by Craig Ruff, President, Public Sector Consultants, Inc.
A National Public Radio commentator coined the term binary politics to describe America’s two-party political system. Two choices in the voting booth or between federal deficit reduction and spending plans do not cut it in a society thirsting for customized choices and answers.
Flooded with a cornucopia of choices in every marketplace except politics, America’s consumers typically face a restricted choice of only 0 or 1—Democrat or Republican—on election days. Maybe that is why political participation itself is binary: Half of eligible citizens don’t bother to vote. Among voters, only about half call themselves Democrats or Republicans.
As civilization advances, it delivers ever-expanding choices, ranges, and customized goods and services in all things except the commodity of politics. James Madison and other engineers of American governance feared and sought to constrain the selfishness of self-interested Americans. They could hardly have imagined the Balkanization of consumer interests and appetites today. By restraining political choice, our system now leaves little but disappointment. Our political system’s fear of the tyranny of minority interests starves the entire public.
Picture the frustration of a car shopper with a choice only between a Model T or a Chevy. You have a sense of why, in part, Americans do not traffic political showrooms—polling places. When they do, they leave disappointed.
Americans have lost interest in politics in part because of restricted choice. The model of two political parties contesting one post, to the victor the spoils, rarely satisfied the white, property-owning men who lived off the soil in the 1800s; it is fanciful to think that the two-party system satisfies the thirst for customization in today’s diverse society and electorate.
You don’t find many people popping champagne at the thought of choosing between Bill Clinton or Bob Dole eleven months from now. Given such a restricted choice, the media and the public savored the entry of Colin Powell, Bill Bradley, Ross Perot, Jesse Jackson, and Ralph Nader.
Americans should take a careful look at the multiple party and proportional representation systems of democracies around the world. Let us consider more extensive gerrymandering of legislative districts around communities of interest. How about allowing both the winning and losing candidates to be seated in a legislature, with their shares of a legislative vote equal to their share of popular vote? The winner-takes-all electoral system works for the successful politician, not the public. Neither a conservative living in John Conyer’s U.S. House district nor a liberal living in Dick Chrysler’s district contributes more than a peep to public policy making, for example, the debate over the national budget.
In the end, a budget settlement between President Clinton and the U.S. Congress will arise out of a compromise between binary partisan fears rather than among the public’s disparate interests. As Washington editor Michael Kelly writes in the December 4 New Yorker:
The two primal fears in American politics are: (1) that Democrats will perpetually increase taxes to the point where they drive the nation and you into penury because they cannot stop spending money on utopian dreams and vote-buying schemes; and (2) that Republicans will happily sacrifice your health, education, and welfare in order to enrich themselves and the other fellas down at the country club.

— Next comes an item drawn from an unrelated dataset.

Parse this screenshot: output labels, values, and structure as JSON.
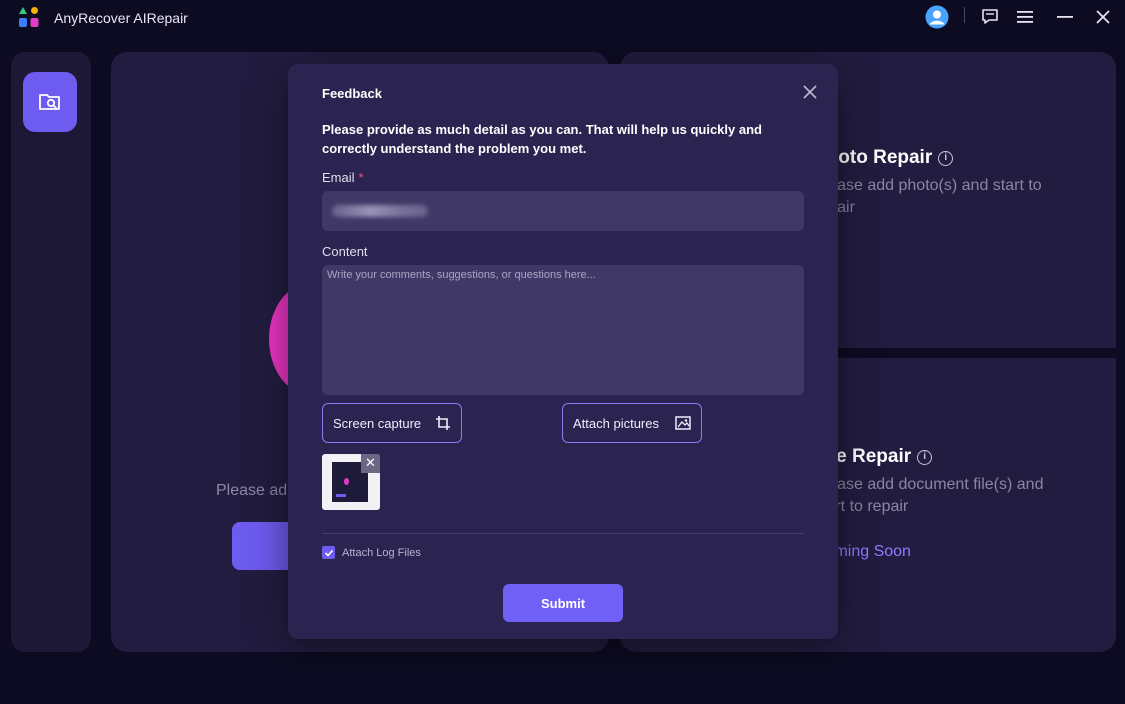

Polarized policy choices like the Clinton or Congressional budget plans would be fine if all Americans sat at one end or the other of a continuum of needs and interests, defined by politicians in partisan terms. Polarizing politicians, as conservative strategist William Kristol says, boil the policy equation down to “whether bankrupting our children trumps throwing Grandma out in the street.” Most families enwrap grandparents and children and should resent the binary budget choice thrust at them.
America is a land of bounty and diversity. We are a people who deserve expanded political and policy choices. The tchotchkas of American politics—our way or hell rhetoric, overnight polls, and reelection strategies—grossly underestimate the complexity of our society, our abundant choices, and thirst for answers customized to each family’s needs.
Binary politics and binary policy choices don’t cut it anymore.